Sally will create History Suitcases that can be borrowed by schools and home school groups. Each suitcase will have artifacts, photos, books and other items that students can touch, read, examine and learn from. We also decided to expand our outreach to the community as we begin doing more events at the Village starting this winter. For you not to miss anything, get on our email list so you can receive quarterly newsletters. You can ‘like’ the Tobacco Board of History Facebook page as we will have updates there. And of course we will be putting our quarterly calendar in the newspaper.
We are also building our lists of volunteers. There are summer docents for the museum, quilters, archivists and individuals to help with small repairs and some grounds maintenance. Obviously we need more. People who like to help organize events, help get our calendar out, fix things that need fixing (yes, the teeter totter is on the list), do demonstrations in the summer of skills we don’t want lost.
And an archival room is in the plan! This would be a space that is secure, temperature and humidity controlled and with a place for individuals to do research. This has been needed for some time and now we are ready to take it on – find someone to do the design, raise the funds to build it, and then move the files, boxes and other archival materials into the new space. Once this is completed (remember this is a three year plan) it will open more room in the Fewkes store museum to expand the exhibits there.
We are definitely springing into Fall.
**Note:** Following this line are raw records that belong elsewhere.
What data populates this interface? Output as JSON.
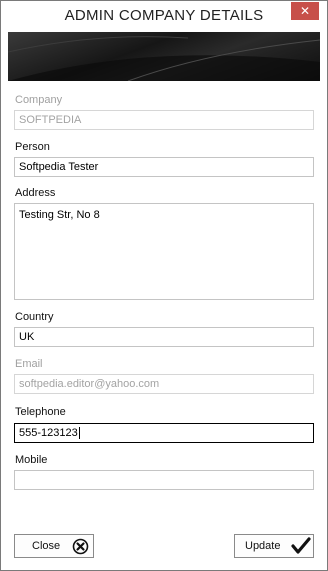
{
  "window": {
    "title": "ADMIN COMPANY DETAILS",
    "close_glyph": "✕"
  },
  "form": {
    "company": {
      "label": "Company",
      "value": "SOFTPEDIA"
    },
    "person": {
      "label": "Person",
      "value": "Softpedia Tester"
    },
    "address": {
      "label": "Address",
      "value": "Testing Str, No 8"
    },
    "country": {
      "label": "Country",
      "value": "UK"
    },
    "email": {
      "label": "Email",
      "value": "softpedia.editor@yahoo.com"
    },
    "telephone": {
      "label": "Telephone",
      "value": "555-123123"
    },
    "mobile": {
      "label": "Mobile",
      "value": ""
    }
  },
  "buttons": {
    "close_label": "Close",
    "update_label": "Update"
  },
  "icons": {
    "close": "close-circle-icon",
    "update": "checkmark-icon",
    "window_close": "close-icon"
  },
  "colors": {
    "close_button_red": "#c7504a",
    "banner_dark": "#161616",
    "disabled_text": "#a0a0a0",
    "focused_border": "#000000"
  }
}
What do New York City, Gee’s Bend, Alabama and Eureka, Montana have in common? Beautiful handmade quilts. On a recent trip to the Big Apple, I was fortunate enough to see an exhibit at the Metropolitan Museum of Art entitled Souls Grown Deep. Part of this exhibit featured quilts from Gee’s Bend, Alabama. In 1998, folk art collector William Arnett happened to be going through a small town in southern Alabama and noticed quilts on clotheslines. They were so striking, he stopped to get information about them and eventually bought some. Later he arranged for over seventy quilts made by the women in Gee’s Bend to be part of an exhibit that traveled nationally. They were shown in art museums from Washington, DC to San Francisco, from Houston to Boston. There are books and videos about these quilts and the women who made them. In 2006, the US Postal Service even came out with a set of postage stamps that featured images of the quilts. So for me, it was a remarkable moment to stand in the Met and see six of them displayed. I was so tempted to touch them, lift a corner to see what the back quilting looked like, run my fingers over the colors. But of course I didn’t.
Standing there brought so many thoughts and emotions about the women in Gee’s Bend, about the women who sew quilts in the Historical Village, about the fabrics used in all of these quilts, the friendships as quilters sit together sewing, the designs, the stitches, the talk. Especially this time of year as fall sets in and the quilters at the Historical Village begin meeting on Fridays, we get into a rhythm that will take us through the winter and into spring. Here in Eureka, those of us who quilt with this group are ready to start up again. Whether our quilts will ever grace the walls of the Metropolitan Museum of Art doesn’t matter. Mostly we want our stitches to be even and the knots hidden.